Marks & Spencer (M&S) has long been a first mover in the retail sector on supply chain sustainability, garment recycling and human rights. Now the venerable United Kingdom department store chain, which operates about 1,000 locations across Europe, Asia and the Middle East, says it is pushing even more boundaries. A decade after its first “Plan A” sustainability commitments, M&S is setting 100 new targets to be reached by 2025.
For M&S, the evolution of its sustainability plan is not just about social and environmental sustainability. As is the case with much of the world’s retail sector, this is also about remaining sustainable economically. If M&S cannot thrive financially, then neither can many of the workers within the farthest reaches its supply chain or the citizens who live in close proximity to its 950+ locations across the UK.
The company, as is the case with many of its competitors in retail, is struggling. Its clothing sales have been flat, as are revenues generated by its popular food halls. The recent spate of news is a disappointment after the previous quarter, when the company reported its first sales increase in two years. Keeping in line with much of retail, the fall fashion lines at M&S are reported to be largely cautious.
But M&S is refusing to throw caution in the wind when it comes to its sustainability agenda, as it knows the company needs to be relatable to fickle consumers in order to survive. To that end, one of the standout bullet points in M&S lengthy Plan A 2025 is 'community involvement.' M&S has promised that by the end of 2025, the company will “transform” 1,000 communities. The program will start with 10 neighborhoods around its stores, with which M&S will work to boost economic, social and environmental benefits.
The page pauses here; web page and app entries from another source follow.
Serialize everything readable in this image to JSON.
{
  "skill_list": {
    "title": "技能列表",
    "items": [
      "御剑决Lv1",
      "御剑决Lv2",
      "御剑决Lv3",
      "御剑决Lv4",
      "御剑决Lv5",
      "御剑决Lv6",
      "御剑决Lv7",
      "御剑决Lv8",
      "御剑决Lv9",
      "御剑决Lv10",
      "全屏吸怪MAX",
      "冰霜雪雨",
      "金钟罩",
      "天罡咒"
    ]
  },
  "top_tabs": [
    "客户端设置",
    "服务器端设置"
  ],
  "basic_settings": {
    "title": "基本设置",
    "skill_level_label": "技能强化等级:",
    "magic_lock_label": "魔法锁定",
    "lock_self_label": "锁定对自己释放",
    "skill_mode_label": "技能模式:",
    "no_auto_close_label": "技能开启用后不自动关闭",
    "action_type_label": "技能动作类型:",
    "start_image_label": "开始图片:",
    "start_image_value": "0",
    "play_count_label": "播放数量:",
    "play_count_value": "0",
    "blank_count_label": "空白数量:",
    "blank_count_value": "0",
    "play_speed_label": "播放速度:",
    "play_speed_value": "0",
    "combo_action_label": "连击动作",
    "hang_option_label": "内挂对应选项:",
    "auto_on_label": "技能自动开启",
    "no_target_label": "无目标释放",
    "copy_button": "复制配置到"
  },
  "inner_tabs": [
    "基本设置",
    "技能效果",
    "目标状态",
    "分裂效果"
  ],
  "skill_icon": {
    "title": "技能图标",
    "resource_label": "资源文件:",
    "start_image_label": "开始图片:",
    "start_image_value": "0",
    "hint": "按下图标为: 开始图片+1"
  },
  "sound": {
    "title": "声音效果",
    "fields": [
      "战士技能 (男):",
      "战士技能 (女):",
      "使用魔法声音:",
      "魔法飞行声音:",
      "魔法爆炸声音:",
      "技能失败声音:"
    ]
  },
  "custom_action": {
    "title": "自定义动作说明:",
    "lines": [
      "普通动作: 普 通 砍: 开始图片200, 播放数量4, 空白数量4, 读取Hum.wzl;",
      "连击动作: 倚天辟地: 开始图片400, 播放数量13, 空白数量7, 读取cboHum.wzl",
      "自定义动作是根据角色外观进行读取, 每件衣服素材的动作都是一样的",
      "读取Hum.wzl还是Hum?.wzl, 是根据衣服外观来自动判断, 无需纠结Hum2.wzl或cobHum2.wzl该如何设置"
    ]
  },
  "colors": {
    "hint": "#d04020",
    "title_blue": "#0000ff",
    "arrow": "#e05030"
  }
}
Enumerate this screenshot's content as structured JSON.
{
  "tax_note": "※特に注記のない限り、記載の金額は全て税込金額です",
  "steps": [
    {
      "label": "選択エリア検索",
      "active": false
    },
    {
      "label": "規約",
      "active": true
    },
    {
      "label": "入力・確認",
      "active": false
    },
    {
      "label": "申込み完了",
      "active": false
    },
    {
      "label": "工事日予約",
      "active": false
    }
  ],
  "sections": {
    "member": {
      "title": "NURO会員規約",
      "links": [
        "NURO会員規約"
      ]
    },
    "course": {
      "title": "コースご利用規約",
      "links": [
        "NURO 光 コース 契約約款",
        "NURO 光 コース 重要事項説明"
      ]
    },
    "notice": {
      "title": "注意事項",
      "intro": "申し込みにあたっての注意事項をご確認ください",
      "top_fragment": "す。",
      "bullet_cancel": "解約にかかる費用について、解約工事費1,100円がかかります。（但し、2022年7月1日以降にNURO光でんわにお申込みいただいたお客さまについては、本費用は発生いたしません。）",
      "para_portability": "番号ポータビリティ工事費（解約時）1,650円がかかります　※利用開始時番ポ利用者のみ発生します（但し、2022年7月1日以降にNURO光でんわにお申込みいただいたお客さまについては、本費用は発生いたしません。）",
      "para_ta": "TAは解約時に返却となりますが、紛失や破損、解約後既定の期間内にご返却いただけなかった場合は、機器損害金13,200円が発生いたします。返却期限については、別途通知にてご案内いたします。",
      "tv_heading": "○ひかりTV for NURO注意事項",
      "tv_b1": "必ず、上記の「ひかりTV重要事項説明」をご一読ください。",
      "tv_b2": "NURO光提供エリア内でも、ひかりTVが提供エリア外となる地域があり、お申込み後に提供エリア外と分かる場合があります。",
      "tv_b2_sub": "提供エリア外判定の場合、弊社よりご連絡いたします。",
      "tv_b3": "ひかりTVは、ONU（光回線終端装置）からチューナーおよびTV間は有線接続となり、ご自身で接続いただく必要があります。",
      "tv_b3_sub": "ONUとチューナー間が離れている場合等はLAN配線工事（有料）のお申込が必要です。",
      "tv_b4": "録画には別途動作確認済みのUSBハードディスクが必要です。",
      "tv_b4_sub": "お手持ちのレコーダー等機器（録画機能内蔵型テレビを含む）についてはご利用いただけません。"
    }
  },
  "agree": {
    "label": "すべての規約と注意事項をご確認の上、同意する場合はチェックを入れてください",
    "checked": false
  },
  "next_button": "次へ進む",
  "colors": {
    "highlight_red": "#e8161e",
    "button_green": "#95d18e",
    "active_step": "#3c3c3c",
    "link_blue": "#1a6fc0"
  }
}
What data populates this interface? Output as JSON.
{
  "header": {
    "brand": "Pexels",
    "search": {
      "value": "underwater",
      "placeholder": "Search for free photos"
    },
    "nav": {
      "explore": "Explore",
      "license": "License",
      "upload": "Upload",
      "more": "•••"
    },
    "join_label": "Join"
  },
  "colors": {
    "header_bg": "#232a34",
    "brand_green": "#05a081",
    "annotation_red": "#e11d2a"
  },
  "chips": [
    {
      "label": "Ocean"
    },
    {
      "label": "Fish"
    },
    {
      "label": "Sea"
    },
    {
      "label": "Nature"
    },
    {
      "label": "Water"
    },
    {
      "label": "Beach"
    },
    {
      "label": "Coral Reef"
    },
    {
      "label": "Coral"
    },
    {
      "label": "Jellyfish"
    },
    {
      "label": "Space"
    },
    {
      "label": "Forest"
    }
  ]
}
Based on how this pilot program evolves, the initiative will expand to more communities at which M&S has warehouses, offices and of course, stores. The program builds upon its “Healthy High Street” program, a partnership with community organizations, town councils and other retailers to find ways to strengthen local economies.
Community engagement sums up the first of the three pillars that largely define M&S’ 2025 targets. Well-being is another pillar, one that M&S says it hopes to improve the lives of 10 million people in the UK and abroad over the next eight years. Again, healthy and happy people who feel as if they have gained a positive impact from M&S one way or another are, by and large, going to shop at the retailer. In part, that means across stores in the UK and overseas, healthier choices in food and personal care products will hit the shelves. For workers who are attached to the retailer through their work in the supply chain, they should have healthier lives too – M&S said key to this objective is sourcing 50 critical raw materials that come from sources respecting ecosystems, animals, communities and people.
Finally, “caring for the planet” rounds out the third pillar of M&S’ recharged sustainability program. If that sounds too cliché, then M&S has put it another way: zero waste. M&S has already dabbled in circular economy initiatives with its Schwopping program, a partnership with Oxfam in which consumers are encouraged to drop off unwanted clothing items at the company’s retail locations. The company has been a zero waste operation across the UK and Ireland since 2012, but now that goal is being expanded across the entire company worldwide – a huge challenge for the company considering the consumer education and engagement needed in markets such as India and the United Arab Emirates.
If the devil is in the details, then this devil will be easy to find – M&S has outlined its goals in minute detail, and has a history of not only following up on its objectives, but being frank about the instances when it falls short of its goals. The challenge of M&S is typical for much of retail – how to remain relevant in consumers' lives as shoppers migrate away from brick and mortar onto computers screens and smartphones. Nevertheless, if M&S can accomplish everything from including more local artisan producers into its sourcing to replacing all HFCs in its refrigeration systems, the company can prove it is relevant to people’s lives – making the company strong and viable in the long run.
Image credit: Leon Kaye
Leon Kaye has written for 3p since 2010 and become executive editor in 2018. His previous work includes writing for the Guardian as well as other online and print publications. In addition, he's worked in sales executive roles within technology and financial research companies, as well as for a public relations firm, for which he consulted with one of the globe’s leading sustainability initiatives. Currently living in Central California, he’s traveled to 70-plus countries and has lived and worked in South Korea, the United Arab Emirates and Uruguay.
Leon’s an alum of Fresno State, the University of Maryland, Baltimore County and the University of Southern California's Marshall Business School. He enjoys traveling abroad as well as exploring California’s Central Coast and the Sierra Nevadas.